Moncler and its sustainability plan2 min read

Moncler experienced an incredible 2019. And not just because it was the pre-pandemic world left behind.

2019 was an important year that reflected Moncler’s commitment to integrating sustainability into the company’s operations. In fact, Moncler achieved two incredible goals.

The first one: in September 2019 Moncler entered for the first time the Dow Jones Sustainability Indices (DJSI) World and Europe and was recognized as the Industry Leader in the “Textiles, Apparel & Luxury Goods” sector (press release link).

The second one: Moncler signed the Fashion Pact, a global coalition of companies in the fashion and textile industry (including their suppliers and distributors) all committed to a common core of key environmental goals in three areas (stopping global warming, restoring biodiversity, and protecting the oceans) (press release link).
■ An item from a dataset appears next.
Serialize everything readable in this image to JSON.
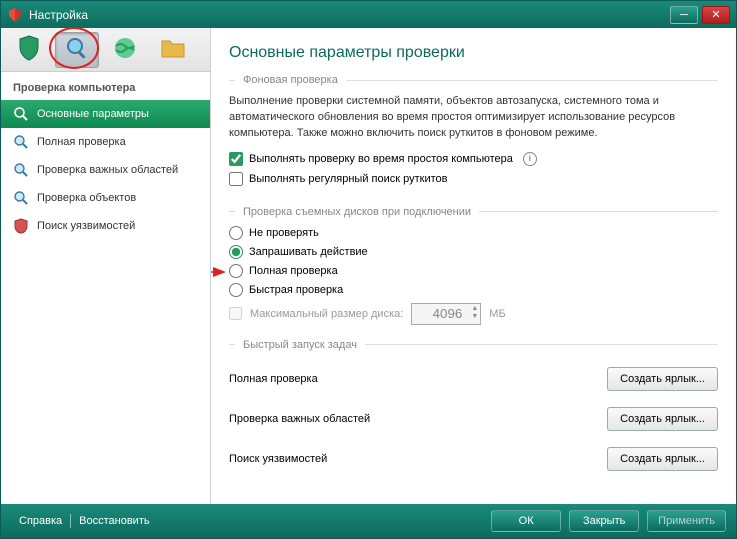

In 2020 the company has been further committing to sustainability, mapping out its course under its new Born to Protect Sustainability Plan until 2025.

Image credits: Moncler website

The plan focuses on five strategic drivers:

  1. Fighting climate change: minimize CO2 emission (SDG 7, SDG 13); safeguard biodiversity (SDG 12).
  2. Integrating the circular economy model: more toward more sustainable products (SDG 12); extend products life (SDG 12); adopt low impact packaging (SDG 14).
  3. Promoting a responsible supply chain (fair sourcing): achieve raw material traceability; promote fair workplace (SDG 8).
  4. Enhancing diversity: empower people (SDG 3); redesign way of working; enhance multiplicity (SDG 4, SDG 5); strengthen clients’ experience.
  5. Giving back for social and economic development of local communities: keep people warm; share value for communities (SDG 11); devote time.

The plan is updated each year to report on the status of projects underway (object achieved, object partially achieved, object postponed) and to set new targets for continuous improvement, in the awareness that sustainability is not a point of arrival, but an ongoing process of improvement.

Fashion is known for the incredible amount of waste it produces. Especially the fast fashion industry is often accused of being an unsustainable business (read “What fashion industry does for sustainability”). Because of the massive turnover of the collections, every single item that shopping addicted consumers buy costs a lot in terms of impacts: high production of cotton, intensive consumption of natural resources, pollution of water, air, land, CO2 emissions, etc.

Like other brands, also the Italian luxury fashion producer has been taking steps to defray the environmental costs of the fashion system cycle. Praise for Moncler.

Sources: Moncler website (section sustainability), The Fashion Pact
Featured image by Jannis Lucas from Unsplash

Giuseppe Perrone

Author and initiator of TwentyNow. ESG Manager in a tech unicorn after a 10 year experience in a big4 consulting firm. Travel lover, (former) basketball player, (current) outdoor basketball fighter. I love also mountain biking and running. I had the idea of creating TwentyNow to bring out the latest ESG trends and sustainability initiatives on a global scale, implemented by companies or bring forward by individuals.